Andrew's Story: Independence at Home

""When I was almost 19 I went into respiratory failure and had to go on a ventilator. I was eventually able to go home and I was provided skilled nursing care through Medicaid. However, there was one problem. I was not allowed to leave the house with my nurses, which meant I could only go places when my parents could take me. I lost my independence and could not leave my home for two years.

A few months before my 21st birthday I was excited about the prospect of gaining some of my independence back through the Independent Care Waiver Program, which was going to let me leave the house with my nurses. I was then told that I would no longer have nurses, but would instead have unskilled attendant care. This terrified me because I had complex medical needs that had only been taken care of by nurses or my parents.
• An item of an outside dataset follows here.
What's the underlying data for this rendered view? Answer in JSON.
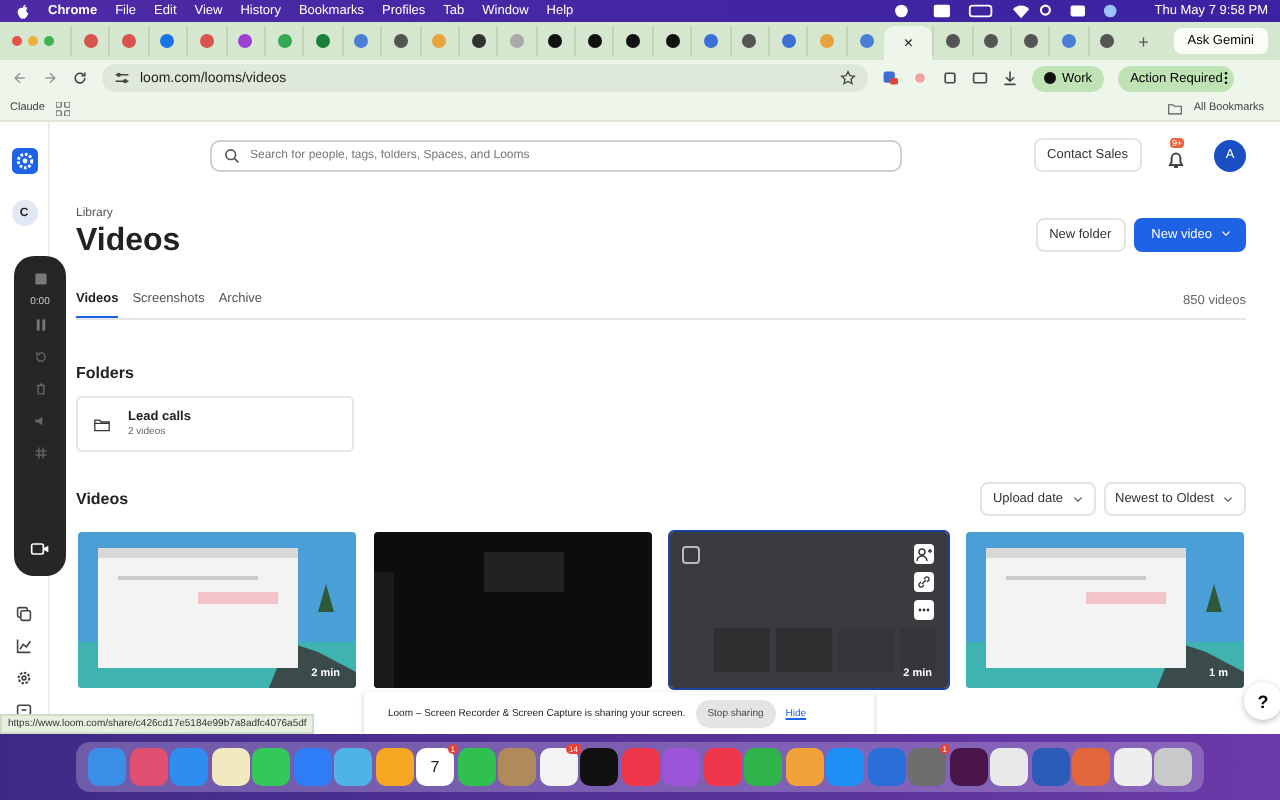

I wanted to leave the house, but I wanted to do it safely. I found out that because I had turned 21 the state was no longer willing to provide the same quality of care I had been receiving. I had two options. The state would continue to pay the same as they had paid for pediatric care but I would have to be in a nursing home or I could participate in the community, but they would pay less than half the amount for people that would do the jobs of nurses without any formal training. Neither one really seems like a good option.

Through the assistance of Atlanta Legal Aid I went to court to try and make the Medicaid programs more equal. For the state to pay the same for healthcare in a nursing home and healthcare in one’s own home. I still wanted to leave the house, but I needed to do what I thought was right. While the court battle was going on I had to stay at home for another year.

When it was all said and done neither I nor the state got all of what we wanted. Though, I got more than I would have if I had done nothing and just taken what the state was reluctantly willing to give me.

I ended up transferring to the Independent Care Waiver Program and was fortunate enough to hire and train several great employees. I am now able to leave my home. I have finally gained my independence. Right now I am working at the Disability Resource Center in Gainesville and this fall I plan on going back to school and finishing up my Computer Science degree. Things are looking up.

In the last few years I have learned a lot of things about the healthcare system in Georgia and the effects the Olmstead decision has had on it. Some progress has been made, but we have a lot further to go.